▶ WHAT THE EXERCISE ASKS: Repeat every record exactly.
((
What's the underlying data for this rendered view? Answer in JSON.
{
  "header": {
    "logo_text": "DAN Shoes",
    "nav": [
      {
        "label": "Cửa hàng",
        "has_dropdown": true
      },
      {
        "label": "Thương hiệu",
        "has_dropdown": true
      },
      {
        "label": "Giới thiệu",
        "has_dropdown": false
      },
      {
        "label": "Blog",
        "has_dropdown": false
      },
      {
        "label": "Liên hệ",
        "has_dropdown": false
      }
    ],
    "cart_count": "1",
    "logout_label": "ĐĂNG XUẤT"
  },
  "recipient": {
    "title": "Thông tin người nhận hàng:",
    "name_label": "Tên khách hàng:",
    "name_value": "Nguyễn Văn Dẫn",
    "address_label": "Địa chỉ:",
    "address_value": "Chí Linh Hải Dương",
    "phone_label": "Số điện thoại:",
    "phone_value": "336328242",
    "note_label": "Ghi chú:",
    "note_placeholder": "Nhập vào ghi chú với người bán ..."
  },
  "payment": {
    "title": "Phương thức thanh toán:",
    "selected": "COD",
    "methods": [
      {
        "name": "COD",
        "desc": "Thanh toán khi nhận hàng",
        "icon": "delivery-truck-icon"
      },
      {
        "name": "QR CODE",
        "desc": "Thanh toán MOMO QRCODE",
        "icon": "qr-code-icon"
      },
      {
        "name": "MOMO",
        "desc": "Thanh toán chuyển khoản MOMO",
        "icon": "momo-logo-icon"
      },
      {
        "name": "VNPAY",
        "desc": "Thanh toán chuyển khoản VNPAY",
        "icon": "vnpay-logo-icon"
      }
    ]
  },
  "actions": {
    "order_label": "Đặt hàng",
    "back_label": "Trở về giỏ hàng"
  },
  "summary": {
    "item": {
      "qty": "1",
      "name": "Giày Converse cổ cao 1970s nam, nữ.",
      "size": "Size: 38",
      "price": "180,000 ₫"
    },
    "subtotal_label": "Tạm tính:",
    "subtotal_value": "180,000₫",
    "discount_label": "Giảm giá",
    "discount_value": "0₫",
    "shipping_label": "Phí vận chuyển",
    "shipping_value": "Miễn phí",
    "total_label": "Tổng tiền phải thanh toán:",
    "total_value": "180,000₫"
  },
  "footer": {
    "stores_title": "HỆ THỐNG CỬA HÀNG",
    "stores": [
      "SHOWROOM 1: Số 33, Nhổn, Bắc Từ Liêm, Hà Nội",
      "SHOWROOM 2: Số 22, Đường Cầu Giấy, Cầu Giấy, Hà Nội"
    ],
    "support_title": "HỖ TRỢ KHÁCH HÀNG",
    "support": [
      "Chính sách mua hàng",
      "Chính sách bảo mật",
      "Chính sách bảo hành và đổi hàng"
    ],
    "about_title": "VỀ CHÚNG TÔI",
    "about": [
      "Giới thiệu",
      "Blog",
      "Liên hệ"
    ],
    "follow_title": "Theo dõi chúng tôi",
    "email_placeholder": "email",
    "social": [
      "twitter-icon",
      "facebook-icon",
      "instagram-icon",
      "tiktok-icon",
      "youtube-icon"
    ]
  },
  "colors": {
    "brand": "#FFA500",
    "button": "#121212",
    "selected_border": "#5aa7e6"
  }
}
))
▶ SOLUTION:
What's the underlying data for this rendered view? Answer in JSON.
{
  "header": {
    "logo_text": "DAN Shoes",
    "nav": [
      {
        "label": "Cửa hàng",
        "has_dropdown": true
      },
      {
        "label": "Thương hiệu",
        "has_dropdown": true
      },
      {
        "label": "Giới thiệu",
        "has_dropdown": false
      },
      {
        "label": "Blog",
        "has_dropdown": false
      },
      {
        "label": "Liên hệ",
        "has_dropdown": false
      }
    ],
    "cart_count": "1",
    "logout_label": "ĐĂNG XUẤT"
  },
  "recipient": {
    "title": "Thông tin người nhận hàng:",
    "name_label": "Tên khách hàng:",
    "name_value": "Nguyễn Văn Dẫn",
    "address_label": "Địa chỉ:",
    "address_value": "Chí Linh Hải Dương",
    "phone_label": "Số điện thoại:",
    "phone_value": "336328242",
    "note_label": "Ghi chú:",
    "note_placeholder": "Nhập vào ghi chú với người bán ..."
  },
  "payment": {
    "title": "Phương thức thanh toán:",
    "selected": "COD",
    "methods": [
      {
        "name": "COD",
        "desc": "Thanh toán khi nhận hàng",
        "icon": "delivery-truck-icon"
      },
      {
        "name": "QR CODE",
        "desc": "Thanh toán MOMO QRCODE",
        "icon": "qr-code-icon"
      },
      {
        "name": "MOMO",
        "desc": "Thanh toán chuyển khoản MOMO",
        "icon": "momo-logo-icon"
      },
      {
        "name": "VNPAY",
        "desc": "Thanh toán chuyển khoản VNPAY",
        "icon": "vnpay-logo-icon"
      }
    ]
  },
  "actions": {
    "order_label": "Đặt hàng",
    "back_label": "Trở về giỏ hàng"
  },
  "summary": {
    "item": {
      "qty": "1",
      "name": "Giày Converse cổ cao 1970s nam, nữ.",
      "size": "Size: 38",
      "price": "180,000 ₫"
    },
    "subtotal_label": "Tạm tính:",
    "subtotal_value": "180,000₫",
    "discount_label": "Giảm giá",
    "discount_value": "0₫",
    "shipping_label": "Phí vận chuyển",
    "shipping_value": "Miễn phí",
    "total_label": "Tổng tiền phải thanh toán:",
    "total_value": "180,000₫"
  },
  "footer": {
    "stores_title": "HỆ THỐNG CỬA HÀNG",
    "stores": [
      "SHOWROOM 1: Số 33, Nhổn, Bắc Từ Liêm, Hà Nội",
      "SHOWROOM 2: Số 22, Đường Cầu Giấy, Cầu Giấy, Hà Nội"
    ],
    "support_title": "HỖ TRỢ KHÁCH HÀNG",
    "support": [
      "Chính sách mua hàng",
      "Chính sách bảo mật",
      "Chính sách bảo hành và đổi hàng"
    ],
    "about_title": "VỀ CHÚNG TÔI",
    "about": [
      "Giới thiệu",
      "Blog",
      "Liên hệ"
    ],
    "follow_title": "Theo dõi chúng tôi",
    "email_placeholder": "email",
    "social": [
      "twitter-icon",
      "facebook-icon",
      "instagram-icon",
      "tiktok-icon",
      "youtube-icon"
    ]
  },
  "colors": {
    "brand": "#FFA500",
    "button": "#121212",
    "selected_border": "#5aa7e6"
  }
}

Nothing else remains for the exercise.